Any businesses and self-employed workers in financial distress, who have outstanding liabilities to HMRC, may wish to consider asking HMRC for a time to pay (TTP) arrangement.
TTP arrangements allow the payment of amounts outstanding to HMRC by way of an agreed payment plan, typically consisting of monthly instalments over a period of 12 months. Arrangements are agreed on a case-by-case basis and anyone who believes they could benefit from such arrangements should contact HMRC directly to discuss this.
The Government will introduce a business rates holiday for retail, hospitality and leisure businesses in England for the 2020-21 tax year. These measures cover a wide range of business, including properties used as shops, restaurants and cafes, pubs and bars, cinemas and music venues, hotels and guesthouses and those used for other leisure purposes.
Qualifying businesses will be issued with revised bills and do not need to take any further action to access this scheme.
The UK Government has announced that the changes to IR35 in the private sector which were due to come into force on 6 April 2020 will now be delayed until 6 April 2021. The Government’s decision means that the responsibility for accounting for tax and NICs in relation to such arrangements will remain with the contractor’s personal service company for the time being.
In his speech, the Chancellor said that ‘if we all want to benefit equally from state support, we must all pay in equally in future’, indicating that measures to put the employed and self-employed on an equal tax footing will continue to be implemented once the impact of the pandemic has passed.
However, a delay does not mean it is time to forget about IR35 until this time next year.
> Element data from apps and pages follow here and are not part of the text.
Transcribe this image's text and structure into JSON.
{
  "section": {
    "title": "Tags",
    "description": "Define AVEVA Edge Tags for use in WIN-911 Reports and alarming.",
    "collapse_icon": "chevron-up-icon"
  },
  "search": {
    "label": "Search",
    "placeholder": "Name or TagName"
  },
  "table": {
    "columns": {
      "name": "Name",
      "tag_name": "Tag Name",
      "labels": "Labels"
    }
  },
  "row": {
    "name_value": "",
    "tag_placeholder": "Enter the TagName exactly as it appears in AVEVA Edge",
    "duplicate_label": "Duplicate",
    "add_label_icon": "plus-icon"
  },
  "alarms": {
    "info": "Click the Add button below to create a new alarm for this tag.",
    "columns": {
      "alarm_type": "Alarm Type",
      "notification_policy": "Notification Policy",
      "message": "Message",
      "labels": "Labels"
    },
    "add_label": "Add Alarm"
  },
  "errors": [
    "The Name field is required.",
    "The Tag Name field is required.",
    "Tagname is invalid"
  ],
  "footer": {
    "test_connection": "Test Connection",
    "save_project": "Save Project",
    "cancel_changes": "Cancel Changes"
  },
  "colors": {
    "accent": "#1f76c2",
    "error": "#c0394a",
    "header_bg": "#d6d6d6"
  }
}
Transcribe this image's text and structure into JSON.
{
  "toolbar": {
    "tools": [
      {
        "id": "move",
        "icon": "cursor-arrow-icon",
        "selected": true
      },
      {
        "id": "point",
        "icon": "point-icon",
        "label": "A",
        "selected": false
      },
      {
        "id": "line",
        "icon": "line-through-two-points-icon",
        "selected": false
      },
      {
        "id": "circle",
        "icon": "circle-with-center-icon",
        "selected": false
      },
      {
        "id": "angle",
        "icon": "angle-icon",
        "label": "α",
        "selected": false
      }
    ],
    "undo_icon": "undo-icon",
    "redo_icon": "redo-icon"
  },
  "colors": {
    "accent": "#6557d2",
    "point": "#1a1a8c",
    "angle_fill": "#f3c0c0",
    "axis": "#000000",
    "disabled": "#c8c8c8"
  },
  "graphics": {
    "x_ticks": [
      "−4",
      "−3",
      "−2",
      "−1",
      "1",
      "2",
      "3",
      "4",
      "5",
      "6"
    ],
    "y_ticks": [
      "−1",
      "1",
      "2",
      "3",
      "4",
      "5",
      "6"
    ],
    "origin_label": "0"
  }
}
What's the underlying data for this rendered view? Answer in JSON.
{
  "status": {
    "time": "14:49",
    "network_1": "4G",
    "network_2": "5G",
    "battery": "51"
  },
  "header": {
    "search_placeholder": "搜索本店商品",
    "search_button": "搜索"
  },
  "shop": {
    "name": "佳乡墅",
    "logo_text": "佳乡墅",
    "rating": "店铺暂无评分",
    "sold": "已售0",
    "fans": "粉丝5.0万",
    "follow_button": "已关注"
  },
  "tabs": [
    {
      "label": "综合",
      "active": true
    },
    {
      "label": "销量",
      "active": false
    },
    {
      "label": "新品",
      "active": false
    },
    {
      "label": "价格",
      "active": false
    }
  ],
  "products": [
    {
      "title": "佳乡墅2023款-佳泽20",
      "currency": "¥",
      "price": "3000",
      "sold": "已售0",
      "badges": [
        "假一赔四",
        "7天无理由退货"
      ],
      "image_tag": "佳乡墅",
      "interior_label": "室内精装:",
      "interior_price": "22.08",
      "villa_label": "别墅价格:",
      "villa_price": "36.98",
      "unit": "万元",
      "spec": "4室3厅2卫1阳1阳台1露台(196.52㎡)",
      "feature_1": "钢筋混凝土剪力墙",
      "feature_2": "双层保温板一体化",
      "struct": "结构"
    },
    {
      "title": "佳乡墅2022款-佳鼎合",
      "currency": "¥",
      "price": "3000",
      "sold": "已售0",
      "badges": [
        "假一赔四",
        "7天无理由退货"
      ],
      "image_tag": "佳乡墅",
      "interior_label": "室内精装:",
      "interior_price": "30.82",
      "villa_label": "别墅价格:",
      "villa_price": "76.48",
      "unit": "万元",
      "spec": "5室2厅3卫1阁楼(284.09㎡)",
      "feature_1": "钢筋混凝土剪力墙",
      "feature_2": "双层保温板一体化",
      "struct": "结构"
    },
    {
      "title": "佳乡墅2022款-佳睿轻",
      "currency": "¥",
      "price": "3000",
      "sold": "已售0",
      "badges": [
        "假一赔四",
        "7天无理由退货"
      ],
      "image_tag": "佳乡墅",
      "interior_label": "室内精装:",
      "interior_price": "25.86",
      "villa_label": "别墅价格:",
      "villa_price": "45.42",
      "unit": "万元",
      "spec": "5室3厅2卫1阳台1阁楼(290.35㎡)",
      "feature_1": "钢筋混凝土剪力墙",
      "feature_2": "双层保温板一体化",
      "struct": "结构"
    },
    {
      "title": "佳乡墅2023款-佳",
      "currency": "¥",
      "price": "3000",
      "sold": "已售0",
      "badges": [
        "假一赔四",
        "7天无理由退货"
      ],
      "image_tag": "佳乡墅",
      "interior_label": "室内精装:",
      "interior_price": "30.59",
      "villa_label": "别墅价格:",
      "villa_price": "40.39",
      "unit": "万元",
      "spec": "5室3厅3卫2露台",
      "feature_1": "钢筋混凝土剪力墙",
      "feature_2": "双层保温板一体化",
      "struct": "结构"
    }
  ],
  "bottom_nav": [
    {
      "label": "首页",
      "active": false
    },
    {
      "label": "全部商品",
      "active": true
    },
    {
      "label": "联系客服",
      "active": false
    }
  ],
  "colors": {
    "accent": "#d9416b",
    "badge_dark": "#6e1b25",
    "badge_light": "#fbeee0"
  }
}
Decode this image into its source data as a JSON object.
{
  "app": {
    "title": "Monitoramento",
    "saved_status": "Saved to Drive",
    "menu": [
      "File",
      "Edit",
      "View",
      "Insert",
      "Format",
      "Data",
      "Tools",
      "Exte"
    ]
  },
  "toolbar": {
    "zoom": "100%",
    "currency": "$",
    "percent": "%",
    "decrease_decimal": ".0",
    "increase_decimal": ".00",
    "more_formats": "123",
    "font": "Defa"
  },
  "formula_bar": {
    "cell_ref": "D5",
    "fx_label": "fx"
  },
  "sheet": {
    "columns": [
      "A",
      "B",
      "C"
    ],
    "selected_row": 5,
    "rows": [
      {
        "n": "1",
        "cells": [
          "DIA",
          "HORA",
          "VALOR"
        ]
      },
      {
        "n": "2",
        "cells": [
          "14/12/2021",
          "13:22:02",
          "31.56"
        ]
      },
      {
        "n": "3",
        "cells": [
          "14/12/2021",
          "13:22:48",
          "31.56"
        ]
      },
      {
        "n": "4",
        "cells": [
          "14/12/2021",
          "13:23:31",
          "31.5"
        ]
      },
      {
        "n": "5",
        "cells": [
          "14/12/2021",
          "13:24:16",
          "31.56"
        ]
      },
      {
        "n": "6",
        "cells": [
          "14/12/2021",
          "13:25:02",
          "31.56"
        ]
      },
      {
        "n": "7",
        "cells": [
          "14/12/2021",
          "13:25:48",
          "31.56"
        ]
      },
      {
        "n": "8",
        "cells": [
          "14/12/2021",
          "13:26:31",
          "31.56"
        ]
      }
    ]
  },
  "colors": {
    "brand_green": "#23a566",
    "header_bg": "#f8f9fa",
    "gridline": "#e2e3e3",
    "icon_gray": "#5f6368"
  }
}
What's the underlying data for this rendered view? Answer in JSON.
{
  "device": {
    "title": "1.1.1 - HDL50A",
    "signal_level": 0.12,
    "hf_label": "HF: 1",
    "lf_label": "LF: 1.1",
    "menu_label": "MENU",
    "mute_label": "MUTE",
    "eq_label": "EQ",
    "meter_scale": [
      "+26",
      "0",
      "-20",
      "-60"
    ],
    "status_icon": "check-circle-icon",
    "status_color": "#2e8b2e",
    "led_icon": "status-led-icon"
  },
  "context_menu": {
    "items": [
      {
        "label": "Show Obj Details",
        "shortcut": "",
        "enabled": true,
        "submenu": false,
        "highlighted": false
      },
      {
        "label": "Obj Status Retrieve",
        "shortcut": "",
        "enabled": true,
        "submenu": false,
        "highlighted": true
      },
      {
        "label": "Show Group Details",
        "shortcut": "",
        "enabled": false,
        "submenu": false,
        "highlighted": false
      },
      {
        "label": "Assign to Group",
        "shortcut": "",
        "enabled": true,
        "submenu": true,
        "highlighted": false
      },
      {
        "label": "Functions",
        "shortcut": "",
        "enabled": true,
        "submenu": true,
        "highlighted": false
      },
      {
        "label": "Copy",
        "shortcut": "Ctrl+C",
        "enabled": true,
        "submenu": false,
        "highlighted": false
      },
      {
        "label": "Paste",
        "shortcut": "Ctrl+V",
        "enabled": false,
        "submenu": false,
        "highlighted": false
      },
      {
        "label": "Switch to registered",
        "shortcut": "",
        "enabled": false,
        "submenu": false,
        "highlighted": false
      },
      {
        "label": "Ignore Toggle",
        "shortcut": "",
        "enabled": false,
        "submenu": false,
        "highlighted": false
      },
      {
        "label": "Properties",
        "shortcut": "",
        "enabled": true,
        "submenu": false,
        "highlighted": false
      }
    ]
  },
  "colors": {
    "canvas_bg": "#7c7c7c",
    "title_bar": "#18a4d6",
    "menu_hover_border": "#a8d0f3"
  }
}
Why not reach out and see how we can assist you over the next 12 months to ensure you are fully prepared for the implementation of the rules next year.
Share incentives and options are a great way to retain and incentivise your employees in the long term without the same upfront cost of increasing salaries or paying bonuses. There are various tax advantaged HMRC approved schemes available, one of the most popular being the Enterprise Management Incentives (EMI) scheme. EMI schemes are currently aimed at smaller entities looking to grow, which meet a set criteria in relation to their size and assets held.
The Government has announced that it will be reviewing the EMI scheme to ensure it provides support for high-growth companies to ‘recruit and retain the best talent so they can scale up effectively’. It will be looking at whether the scheme can be made available to a wider range of companies which, at present, may not meet all of the criteria to qualify for the scheme. The timing of this review has yet to be confirmed.
In the current financial climate, you may find yourself disposing of shares that you hold at a loss. Usually, this would be a capital loss, and only relievable against capital gains.
However, where the shares you disposed of were in a ‘qualifying company’ (broadly, shares in a company which would be a qualifying company under the Enterprise Investment Scheme), if certain conditions are met, that loss can be used to relieve or reduce your income tax bill in the current and/or prior tax year. Should you believe you hold, or have recently disposed of, shares that may qualify, please feel free to get in touch for further information.